#### Exercise goal:
Exactly as they stand, set down the following records once more.

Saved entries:
____________________

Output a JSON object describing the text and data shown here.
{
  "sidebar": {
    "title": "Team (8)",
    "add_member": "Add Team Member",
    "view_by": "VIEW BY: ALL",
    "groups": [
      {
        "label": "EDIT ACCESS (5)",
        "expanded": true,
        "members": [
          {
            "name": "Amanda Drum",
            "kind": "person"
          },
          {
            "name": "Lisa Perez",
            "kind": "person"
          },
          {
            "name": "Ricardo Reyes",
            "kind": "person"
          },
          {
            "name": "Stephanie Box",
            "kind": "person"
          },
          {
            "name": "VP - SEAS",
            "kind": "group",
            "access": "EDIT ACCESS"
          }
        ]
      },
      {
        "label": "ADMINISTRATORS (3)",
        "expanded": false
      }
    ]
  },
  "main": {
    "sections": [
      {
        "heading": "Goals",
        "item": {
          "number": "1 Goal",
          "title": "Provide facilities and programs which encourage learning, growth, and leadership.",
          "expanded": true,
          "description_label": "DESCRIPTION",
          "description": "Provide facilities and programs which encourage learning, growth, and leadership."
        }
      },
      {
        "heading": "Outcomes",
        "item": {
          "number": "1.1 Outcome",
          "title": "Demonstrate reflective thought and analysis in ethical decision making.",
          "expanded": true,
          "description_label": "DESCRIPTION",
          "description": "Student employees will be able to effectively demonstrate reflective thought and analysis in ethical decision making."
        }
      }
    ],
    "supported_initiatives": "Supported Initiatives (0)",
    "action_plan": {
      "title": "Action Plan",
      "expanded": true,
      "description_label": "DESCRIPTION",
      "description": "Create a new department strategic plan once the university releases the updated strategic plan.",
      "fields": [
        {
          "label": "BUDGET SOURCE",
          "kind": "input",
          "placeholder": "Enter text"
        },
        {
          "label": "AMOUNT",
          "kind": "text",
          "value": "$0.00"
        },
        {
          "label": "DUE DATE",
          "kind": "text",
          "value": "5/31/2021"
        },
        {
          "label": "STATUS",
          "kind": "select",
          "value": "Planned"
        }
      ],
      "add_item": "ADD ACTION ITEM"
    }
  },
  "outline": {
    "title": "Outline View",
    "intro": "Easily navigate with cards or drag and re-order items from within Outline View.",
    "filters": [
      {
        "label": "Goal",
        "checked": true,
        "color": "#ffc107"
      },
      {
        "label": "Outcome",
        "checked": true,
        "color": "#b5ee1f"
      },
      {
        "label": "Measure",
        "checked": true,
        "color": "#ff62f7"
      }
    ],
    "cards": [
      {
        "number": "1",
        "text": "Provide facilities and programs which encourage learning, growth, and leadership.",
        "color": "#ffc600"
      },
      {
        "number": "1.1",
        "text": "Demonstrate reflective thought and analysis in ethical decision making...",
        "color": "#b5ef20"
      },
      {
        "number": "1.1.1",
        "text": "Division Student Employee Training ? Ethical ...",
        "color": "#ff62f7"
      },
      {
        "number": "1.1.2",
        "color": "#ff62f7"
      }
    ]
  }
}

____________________

#### Result of the task:
Output a JSON object describing the text and data shown here.
{
  "sidebar": {
    "title": "Team (8)",
    "add_member": "Add Team Member",
    "view_by": "VIEW BY: ALL",
    "groups": [
      {
        "label": "EDIT ACCESS (5)",
        "expanded": true,
        "members": [
          {
            "name": "Amanda Drum",
            "kind": "person"
          },
          {
            "name": "Lisa Perez",
            "kind": "person"
          },
          {
            "name": "Ricardo Reyes",
            "kind": "person"
          },
          {
            "name": "Stephanie Box",
            "kind": "person"
          },
          {
            "name": "VP - SEAS",
            "kind": "group",
            "access": "EDIT ACCESS"
          }
        ]
      },
      {
        "label": "ADMINISTRATORS (3)",
        "expanded": false
      }
    ]
  },
  "main": {
    "sections": [
      {
        "heading": "Goals",
        "item": {
          "number": "1 Goal",
          "title": "Provide facilities and programs which encourage learning, growth, and leadership.",
          "expanded": true,
          "description_label": "DESCRIPTION",
          "description": "Provide facilities and programs which encourage learning, growth, and leadership."
        }
      },
      {
        "heading": "Outcomes",
        "item": {
          "number": "1.1 Outcome",
          "title": "Demonstrate reflective thought and analysis in ethical decision making.",
          "expanded": true,
          "description_label": "DESCRIPTION",
          "description": "Student employees will be able to effectively demonstrate reflective thought and analysis in ethical decision making."
        }
      }
    ],
    "supported_initiatives": "Supported Initiatives (0)",
    "action_plan": {
      "title": "Action Plan",
      "expanded": true,
      "description_label": "DESCRIPTION",
      "description": "Create a new department strategic plan once the university releases the updated strategic plan.",
      "fields": [
        {
          "label": "BUDGET SOURCE",
          "kind": "input",
          "placeholder": "Enter text"
        },
        {
          "label": "AMOUNT",
          "kind": "text",
          "value": "$0.00"
        },
        {
          "label": "DUE DATE",
          "kind": "text",
          "value": "5/31/2021"
        },
        {
          "label": "STATUS",
          "kind": "select",
          "value": "Planned"
        }
      ],
      "add_item": "ADD ACTION ITEM"
    }
  },
  "outline": {
    "title": "Outline View",
    "intro": "Easily navigate with cards or drag and re-order items from within Outline View.",
    "filters": [
      {
        "label": "Goal",
        "checked": true,
        "color": "#ffc107"
      },
      {
        "label": "Outcome",
        "checked": true,
        "color": "#b5ee1f"
      },
      {
        "label": "Measure",
        "checked": true,
        "color": "#ff62f7"
      }
    ],
    "cards": [
      {
        "number": "1",
        "text": "Provide facilities and programs which encourage learning, growth, and leadership.",
        "color": "#ffc600"
      },
      {
        "number": "1.1",
        "text": "Demonstrate reflective thought and analysis in ethical decision making...",
        "color": "#b5ef20"
      },
      {
        "number": "1.1.1",
        "text": "Division Student Employee Training ? Ethical ...",
        "color": "#ff62f7"
      },
      {
        "number": "1.1.2",
        "color": "#ff62f7"
      }
    ]
  }
}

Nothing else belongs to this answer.